Not really a direct answer, but it is way too long to be comment.
In the end, your question will boil down to: who is responsable for the security of a user password? And you fall in a quasi religious war... Many system admins think (know?) that most user do not care at all about the security of their password and they do their best to invent rules to improve that security (minimal length, forced or forbidden patters, maximum lifetime, minimal differences between consecutive passwords, etc.) And some other security actors think of that like a bandage on a wooden leg. Because it leads to users forgetting their passwords and secure password recovery is hard. And because in the end users just write down the password on a paper (post-it) sticked on the screen. So for those other people the only way to obtain security is to educate users so that they are aware of the risk involved by poor security practices, including poor passwords. Additionaly, they say that most of the rules actually (slightly) lower entropy which is bad, and tend to let the system process the plain text password longer which is also bad, specially is it leads to keeping plain text copies of previous passwords.
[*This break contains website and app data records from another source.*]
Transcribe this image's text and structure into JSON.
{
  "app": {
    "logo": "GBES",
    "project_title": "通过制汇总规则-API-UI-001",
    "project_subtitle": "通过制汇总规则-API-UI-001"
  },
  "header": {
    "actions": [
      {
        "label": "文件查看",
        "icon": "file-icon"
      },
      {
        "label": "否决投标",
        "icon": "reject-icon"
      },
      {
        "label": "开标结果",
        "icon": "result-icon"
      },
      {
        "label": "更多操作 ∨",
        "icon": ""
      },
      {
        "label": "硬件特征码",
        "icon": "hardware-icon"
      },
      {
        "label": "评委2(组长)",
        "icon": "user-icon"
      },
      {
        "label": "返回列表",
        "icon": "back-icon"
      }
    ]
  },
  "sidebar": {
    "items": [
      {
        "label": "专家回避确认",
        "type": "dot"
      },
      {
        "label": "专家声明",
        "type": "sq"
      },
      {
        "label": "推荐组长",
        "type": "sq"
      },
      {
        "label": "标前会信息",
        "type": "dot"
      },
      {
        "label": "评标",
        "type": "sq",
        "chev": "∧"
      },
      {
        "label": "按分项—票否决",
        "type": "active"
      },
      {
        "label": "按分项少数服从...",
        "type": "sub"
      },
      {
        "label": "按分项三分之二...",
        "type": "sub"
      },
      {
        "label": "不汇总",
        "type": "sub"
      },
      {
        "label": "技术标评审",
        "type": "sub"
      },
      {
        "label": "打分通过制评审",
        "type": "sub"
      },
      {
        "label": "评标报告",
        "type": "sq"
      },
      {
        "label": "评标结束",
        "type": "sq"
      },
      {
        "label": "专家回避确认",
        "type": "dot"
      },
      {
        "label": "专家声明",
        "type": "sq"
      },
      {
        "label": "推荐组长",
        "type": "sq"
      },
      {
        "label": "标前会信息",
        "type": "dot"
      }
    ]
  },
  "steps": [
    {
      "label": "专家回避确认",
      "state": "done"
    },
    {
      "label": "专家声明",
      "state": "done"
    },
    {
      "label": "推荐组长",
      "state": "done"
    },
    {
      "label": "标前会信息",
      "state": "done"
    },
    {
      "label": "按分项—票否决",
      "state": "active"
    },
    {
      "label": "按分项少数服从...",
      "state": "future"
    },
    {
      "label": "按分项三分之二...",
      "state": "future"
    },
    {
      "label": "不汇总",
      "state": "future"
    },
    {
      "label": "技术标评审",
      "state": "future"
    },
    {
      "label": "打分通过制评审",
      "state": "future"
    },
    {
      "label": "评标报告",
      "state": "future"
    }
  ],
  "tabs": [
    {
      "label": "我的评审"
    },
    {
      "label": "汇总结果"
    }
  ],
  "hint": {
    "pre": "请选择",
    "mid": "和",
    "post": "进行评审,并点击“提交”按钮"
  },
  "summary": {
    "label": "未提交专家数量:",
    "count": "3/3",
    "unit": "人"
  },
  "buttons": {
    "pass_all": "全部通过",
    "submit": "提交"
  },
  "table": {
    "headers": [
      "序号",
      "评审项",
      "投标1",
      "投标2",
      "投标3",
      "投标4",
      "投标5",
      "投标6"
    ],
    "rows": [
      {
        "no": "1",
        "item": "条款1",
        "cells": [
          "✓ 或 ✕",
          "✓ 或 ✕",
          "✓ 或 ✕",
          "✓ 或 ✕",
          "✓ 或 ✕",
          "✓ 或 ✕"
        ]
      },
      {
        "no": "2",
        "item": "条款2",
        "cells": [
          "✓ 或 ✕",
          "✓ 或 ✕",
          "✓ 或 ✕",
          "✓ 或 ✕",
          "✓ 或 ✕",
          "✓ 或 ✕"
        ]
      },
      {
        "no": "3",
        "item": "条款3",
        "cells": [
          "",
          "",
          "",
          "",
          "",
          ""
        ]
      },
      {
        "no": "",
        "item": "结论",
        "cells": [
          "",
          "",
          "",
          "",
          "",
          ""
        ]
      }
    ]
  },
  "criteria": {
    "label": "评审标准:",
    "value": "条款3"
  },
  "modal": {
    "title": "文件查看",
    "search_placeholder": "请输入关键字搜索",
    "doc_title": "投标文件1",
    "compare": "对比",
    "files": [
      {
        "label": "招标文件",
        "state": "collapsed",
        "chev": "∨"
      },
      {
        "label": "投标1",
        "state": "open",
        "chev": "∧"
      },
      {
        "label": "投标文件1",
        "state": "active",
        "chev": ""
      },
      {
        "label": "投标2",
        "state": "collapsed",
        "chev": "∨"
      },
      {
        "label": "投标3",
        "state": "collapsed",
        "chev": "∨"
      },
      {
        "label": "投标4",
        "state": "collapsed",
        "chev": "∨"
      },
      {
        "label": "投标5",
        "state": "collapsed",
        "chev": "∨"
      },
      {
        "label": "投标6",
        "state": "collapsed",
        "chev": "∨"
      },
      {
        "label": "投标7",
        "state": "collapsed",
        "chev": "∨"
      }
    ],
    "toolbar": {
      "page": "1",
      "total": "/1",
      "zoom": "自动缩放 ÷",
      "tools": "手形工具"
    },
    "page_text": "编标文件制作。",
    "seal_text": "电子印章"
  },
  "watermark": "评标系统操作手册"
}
So if you tend to believe that the admin is the one that knows about security and that trusting users is stupid, then you should avoid any solution that let the end users choose their password without control. If you think that the users should be responsable for their own security and all that you can do is informing them of best and poor practices, then SPR is for you.
Apart from religion, I must aknowledge that some objective things can matter, mainly who the users are (corporate users, users interested in IT or security, or just anybody), and what is the sensitiveness of the application and its data...